Question on the Kinesis hops

:wave: Guys,

I have SP configured in Beanstalk with 3 hops over Kinesis with Good & Bad Streams.

Are there any plans to reduce the numbers of Hops required for the SP implementation?

Are there any plans to change the thrift like turn it into CSV? doing this may allow us to architecture something a little different.

Edit - is it possible with consulting to reduce the hops?


Hi Kyle,

I’m not too sure exactly what you mean by hops here but a standard implementation typically looks like:

User => Load balancer => Collector(s) => Kinesis raw => Stream enrich => Kinesis good / bad

Although the hops adds a small degree of latency it follows a microservices-style design that allows for scaling at each part of the pipeline and helps protect against any backpressure.

Re: Thrift - I don’t think this will get changed any time soon, but if it did I think the likely option would be another serialisation format (e.g., Protobuf) that is typed and can be serialised to a binary format. Unfortunately text formats like CSV / JSON result in larger messages (in Kinesis) and have an increased deserialisation cost at the enricher (increased CPU cost + latency).

Thanks for the response Mike.

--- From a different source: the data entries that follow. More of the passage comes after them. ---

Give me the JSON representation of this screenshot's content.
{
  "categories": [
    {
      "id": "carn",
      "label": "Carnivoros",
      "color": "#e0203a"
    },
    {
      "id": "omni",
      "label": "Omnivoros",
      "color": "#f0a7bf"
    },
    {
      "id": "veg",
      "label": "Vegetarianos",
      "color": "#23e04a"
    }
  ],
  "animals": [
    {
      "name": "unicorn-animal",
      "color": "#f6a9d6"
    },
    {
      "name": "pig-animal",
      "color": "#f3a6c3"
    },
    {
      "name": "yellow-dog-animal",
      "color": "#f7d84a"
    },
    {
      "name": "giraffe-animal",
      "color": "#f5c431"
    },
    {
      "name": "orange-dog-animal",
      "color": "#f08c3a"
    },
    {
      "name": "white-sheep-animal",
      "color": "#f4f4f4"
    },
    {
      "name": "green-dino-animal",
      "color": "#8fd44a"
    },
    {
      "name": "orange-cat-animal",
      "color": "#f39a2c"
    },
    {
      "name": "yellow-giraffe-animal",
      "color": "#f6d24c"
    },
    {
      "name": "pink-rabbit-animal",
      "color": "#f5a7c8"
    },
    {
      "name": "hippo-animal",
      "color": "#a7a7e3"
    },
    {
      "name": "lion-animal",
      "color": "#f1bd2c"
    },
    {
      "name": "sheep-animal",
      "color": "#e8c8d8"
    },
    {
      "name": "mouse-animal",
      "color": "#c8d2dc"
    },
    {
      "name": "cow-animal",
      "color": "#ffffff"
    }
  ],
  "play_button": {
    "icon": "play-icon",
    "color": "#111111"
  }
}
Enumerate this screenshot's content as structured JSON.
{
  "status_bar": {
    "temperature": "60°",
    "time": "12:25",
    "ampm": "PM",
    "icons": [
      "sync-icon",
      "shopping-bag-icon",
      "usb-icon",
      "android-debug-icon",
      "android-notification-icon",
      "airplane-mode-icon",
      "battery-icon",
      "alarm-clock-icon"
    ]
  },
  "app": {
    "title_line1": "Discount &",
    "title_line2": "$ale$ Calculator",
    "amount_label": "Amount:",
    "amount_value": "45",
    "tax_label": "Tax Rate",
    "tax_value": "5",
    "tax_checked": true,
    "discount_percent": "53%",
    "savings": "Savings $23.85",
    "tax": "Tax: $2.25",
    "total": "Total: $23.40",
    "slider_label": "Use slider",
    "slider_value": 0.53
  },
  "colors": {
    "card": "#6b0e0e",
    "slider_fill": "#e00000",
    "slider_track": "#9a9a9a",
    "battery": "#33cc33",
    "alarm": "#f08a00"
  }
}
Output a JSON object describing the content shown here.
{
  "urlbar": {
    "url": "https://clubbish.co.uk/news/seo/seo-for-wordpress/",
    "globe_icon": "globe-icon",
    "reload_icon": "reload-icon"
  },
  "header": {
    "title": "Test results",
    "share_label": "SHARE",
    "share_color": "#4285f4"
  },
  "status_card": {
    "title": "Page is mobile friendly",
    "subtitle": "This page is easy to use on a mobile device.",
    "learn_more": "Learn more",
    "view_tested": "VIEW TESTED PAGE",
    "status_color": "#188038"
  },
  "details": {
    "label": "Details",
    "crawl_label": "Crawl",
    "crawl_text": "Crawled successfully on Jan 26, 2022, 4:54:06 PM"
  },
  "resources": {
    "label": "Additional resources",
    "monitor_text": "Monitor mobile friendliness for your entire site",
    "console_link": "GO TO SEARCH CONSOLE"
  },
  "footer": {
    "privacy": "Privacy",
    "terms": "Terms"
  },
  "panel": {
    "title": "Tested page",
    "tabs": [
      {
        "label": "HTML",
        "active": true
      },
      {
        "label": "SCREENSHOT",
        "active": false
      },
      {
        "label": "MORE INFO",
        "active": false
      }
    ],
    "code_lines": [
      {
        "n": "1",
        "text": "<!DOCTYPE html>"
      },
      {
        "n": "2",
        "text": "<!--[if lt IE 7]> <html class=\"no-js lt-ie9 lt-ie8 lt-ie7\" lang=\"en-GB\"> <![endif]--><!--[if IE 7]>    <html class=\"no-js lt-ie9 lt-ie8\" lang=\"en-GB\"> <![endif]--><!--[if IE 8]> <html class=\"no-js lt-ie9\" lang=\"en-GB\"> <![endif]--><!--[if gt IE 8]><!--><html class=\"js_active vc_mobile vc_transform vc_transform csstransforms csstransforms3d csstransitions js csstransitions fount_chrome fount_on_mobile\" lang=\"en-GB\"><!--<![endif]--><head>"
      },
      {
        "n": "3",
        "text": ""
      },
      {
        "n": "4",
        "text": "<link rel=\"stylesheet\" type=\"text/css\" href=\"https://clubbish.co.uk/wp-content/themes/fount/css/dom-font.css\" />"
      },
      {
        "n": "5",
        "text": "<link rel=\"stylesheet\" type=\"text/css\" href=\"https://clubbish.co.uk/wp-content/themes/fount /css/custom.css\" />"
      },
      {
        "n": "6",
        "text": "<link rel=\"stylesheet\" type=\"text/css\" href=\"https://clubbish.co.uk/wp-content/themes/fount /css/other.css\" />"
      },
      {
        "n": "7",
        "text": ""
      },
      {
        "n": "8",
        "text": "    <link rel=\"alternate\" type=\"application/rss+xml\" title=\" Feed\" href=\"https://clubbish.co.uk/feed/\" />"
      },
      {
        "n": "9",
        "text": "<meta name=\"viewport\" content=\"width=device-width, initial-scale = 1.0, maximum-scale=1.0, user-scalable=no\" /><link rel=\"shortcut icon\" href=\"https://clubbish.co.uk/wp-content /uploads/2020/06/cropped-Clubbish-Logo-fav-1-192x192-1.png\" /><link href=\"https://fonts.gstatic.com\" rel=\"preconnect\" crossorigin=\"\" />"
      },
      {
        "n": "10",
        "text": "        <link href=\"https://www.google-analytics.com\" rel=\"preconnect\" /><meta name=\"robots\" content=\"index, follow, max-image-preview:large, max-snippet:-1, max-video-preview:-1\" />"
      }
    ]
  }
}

Thats exactly what I mean by hops, the Kinesis streams. As the implementation grows out to more domains I need to reserve more Kinesis bandwidth to somewhere around the mid point of low to peak. Reserving this much bandwidth has a cost and then there is the cost per “record”. For 3 domains these days its roughly 200-300K hits (PageViews) per day, COVID impacts those volumes, it is usually significantly higher. I’ve well over 30 Domains to push SP to, maybe half that volume in additional Native Apps also. I haven’t fully crunched all the numbers yet but the the reserved Kinesis bandwidth is going to become costly.

Records repeat also, useragent (1 example) is aways sent regardless of struct, unstruct, pageview, ping. The storage of this is fine but its the processing to get it to SnowFlake that has the main cost. I’ve asked about this before but this won’t change anytime soon.

My thoughts around removing thrift was to cut one of the streams and do something else with the enricher. Or if Snowplow themselves had considered lessening the number of required Kinesis streams in v3.0 or beyond?

My main struggle ultimately is cost as the implementation is straightforward. If I can reduce the number of streams, aggregate like with X, Y offset, I’m going to need to do.

Hey @kfitzpatrick,

To give you a bit of context, the principle design priorities around the product that are relevant to this discussion are completeness and reliability.

A kinesis stream between the collector and enricher, for example, ensure that the collector is self-contained, and there is minimal risk of data loss as long as the collector is up. In this respect, where there’s a trade-off between cost and reliability, the design favours reliability.

Within that design, we do optimise to keep cost down in terms of operations. For the pipelines we run as part of the Snowplow Insights product (for those unfamiliar - we run the infrastructure in the customer’s cloud), we have proprietary tech that we’ve built to manage scaling kinesis (and other components), so we don’t always have to over-provision resources.

Having said all that, in our experience even with that cost trade-off, the cost to run doesn’t normally land on a very high number. There’s a minimum provisioning which means that below a certain volume it’s expensive per-event - 2-300k events is just below that minimum scale. Just doing some back of the envelope maths, I would expect kinesis costs to fall somewhere near the hundred dollar mark, for 4 kinesis streams, (2 bad, 1 good, 1 raw). There is scope to bring this down if you choose retention periods of less than 7 days (which generally is well above how long you’d realistically need to ensure ‘safe’ recovery from issues - especially if you have s3 sinks).

I believe the GCP pipeline can work out as cheaper to run than AWS at lower volumes, because PubSub is natively flexible, so that minimum provisioning/over-provisioning problem disappears. I’m risking spending a lot of time on this comment, so forgive me for not pulling the numbers on that one. :slight_smile:

Apologies for the essay. We have had a lot of recent activity on discourse and across other forums from people who are just getting started with Snowplow so I’m conscious of an audience that may not have all the context.

TL;DR: The direct answer to your question is that no, we don’t plan on changing the design to reduce the number of kinesis streams. But we do actively work to reduce cost to run on an ongoing basis where possible.

I hope that’s helpful. :slight_smile:


@Colm Very much so and I appreciate the detailed response.